Nidification. The height of the breeding-season is from the end oil March to May but eggs may be found at odd times from January to October and many birds must breed twice. They breed throughout their plains habitat and in the Himalayas up to 7,000 feet but not often above 5,000. The eggs are laid on the ground, either on a mass of fallen leaves and rubbish in a hollow, scraped together by the birds, or just on the ground with no bed at all. Occasionally the nest is inside a clump of bamboos two to four feet from the ground. As a rule the site is selected in dense undergrowth, either forest or scrub, but I have seen the eggs quite in the open, lying on dead leaves in bamboo-jungle. One hundred and fifty eggs average 45.3 x 34.4 mm.: maxima 52.0 X 35.5 and 46.3 x 41.1 mm.; minima 39.6 x 33.2 and 44.0 x 32.0 mm. In appearance they are like small warmly-coloured eggs of the domestic fowl. The number of eggs laid is usually live to seven, occasionally as many as eight or nine and often only four. It is very doubtful if Jungle-fowl are always polygamous. I have often seen cock-birds with the hens when the latter are sitting and I have also often seen both cock and hen with the young, feeding and looking after them.
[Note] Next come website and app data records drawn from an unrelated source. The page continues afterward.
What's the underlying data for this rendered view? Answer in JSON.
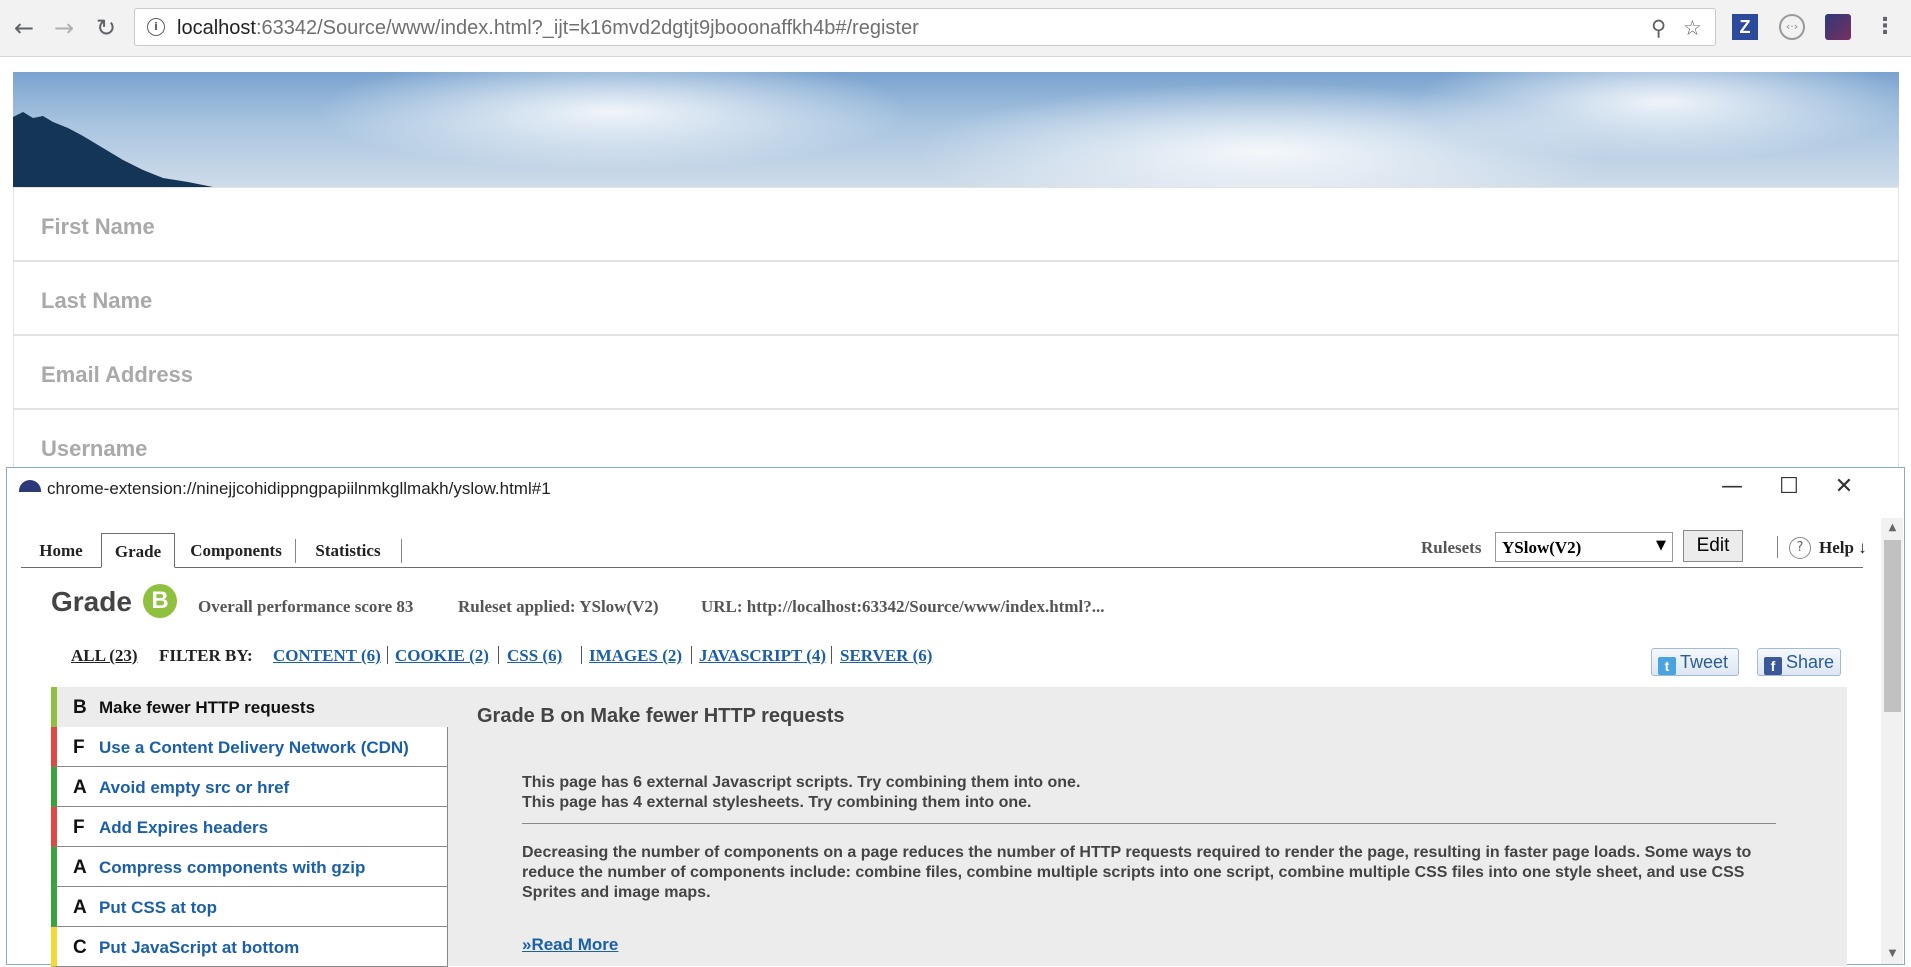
{
  "browser": {
    "url_host": "localhost",
    "url_rest": ":63342/Source/www/index.html?_ijt=k16mvd2dgtjt9jbooonaffkh4b#/register",
    "nav": {
      "back": "←",
      "forward": "→",
      "reload": "↻"
    },
    "icons": [
      "site-info-icon",
      "zoom-icon",
      "bookmark-star-icon",
      "zotero-extension-icon",
      "extension-icon",
      "yslow-extension-icon",
      "menu-icon"
    ],
    "ext_z_label": "Z"
  },
  "page": {
    "fields": [
      "First Name",
      "Last Name",
      "Email Address",
      "Username"
    ]
  },
  "popup": {
    "title": "chrome-extension://ninejjcohidippngpapiilnmkgllmakh/yslow.html#1",
    "tabs": [
      "Home",
      "Grade",
      "Components",
      "Statistics"
    ],
    "active_tab": "Grade",
    "rulesets_label": "Rulesets",
    "ruleset_value": "YSlow(V2)",
    "edit_label": "Edit",
    "help_label": "Help ↓",
    "grade_label": "Grade",
    "grade": "B",
    "score_text": "Overall performance score 83",
    "ruleset_applied": "Ruleset applied: YSlow(V2)",
    "url_text": "URL: http://localhost:63342/Source/www/index.html?...",
    "filter": {
      "all": "ALL (23)",
      "filter_by": "FILTER BY:",
      "items": [
        "CONTENT (6)",
        "COOKIE (2)",
        "CSS (6)",
        "IMAGES (2)",
        "JAVASCRIPT (4)",
        "SERVER (6)"
      ]
    },
    "social": {
      "tweet": "Tweet",
      "share": "Share"
    },
    "rules": [
      {
        "grade": "B",
        "name": "Make fewer HTTP requests",
        "color": "#8fc03f",
        "selected": true
      },
      {
        "grade": "F",
        "name": "Use a Content Delivery Network (CDN)",
        "color": "#e04848"
      },
      {
        "grade": "A",
        "name": "Avoid empty src or href",
        "color": "#3aa23a"
      },
      {
        "grade": "F",
        "name": "Add Expires headers",
        "color": "#e04848"
      },
      {
        "grade": "A",
        "name": "Compress components with gzip",
        "color": "#3aa23a"
      },
      {
        "grade": "A",
        "name": "Put CSS at top",
        "color": "#3aa23a"
      },
      {
        "grade": "C",
        "name": "Put JavaScript at bottom",
        "color": "#f4d936"
      }
    ],
    "detail": {
      "heading": "Grade B on Make fewer HTTP requests",
      "messages": [
        "This page has 6 external Javascript scripts. Try combining them into one.",
        "This page has 4 external stylesheets. Try combining them into one."
      ],
      "description": "Decreasing the number of components on a page reduces the number of HTTP requests required to render the page, resulting in faster page loads. Some ways to reduce the number of components include: combine files, combine multiple scripts into one script, combine multiple CSS files into one style sheet, and use CSS Sprites and image maps.",
      "read_more": "»Read More"
    }
  }
}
Habits. The Jungle-fowl lives in forest hut feeds whenever possible in cultivation round about the edges of it. During the heat of the day they sleep in the forest on some tree or clump of bamboos hut from dawn to about 9 A.M. and again from 3 or 4 P.M. until dusk they may be seen wandering about in the crops. They form good sport when driven, though they are inveterate runners and extremely wild and clever in eluding the guns. The call is a sharp quick-ending replica of the crow of the domestic fowl and they have the usual conversational notes of the genus but, though both sexes cackle wildly when frightened, the hens do not cackle after laying an egg. Their diet is principally grain, seeds and shoots of plants but they also eat insects, worms, lizards, frogs, small snakes, crabs, etc. Their flesh is much superior to that of the domestic fowl for the table, though rather dry.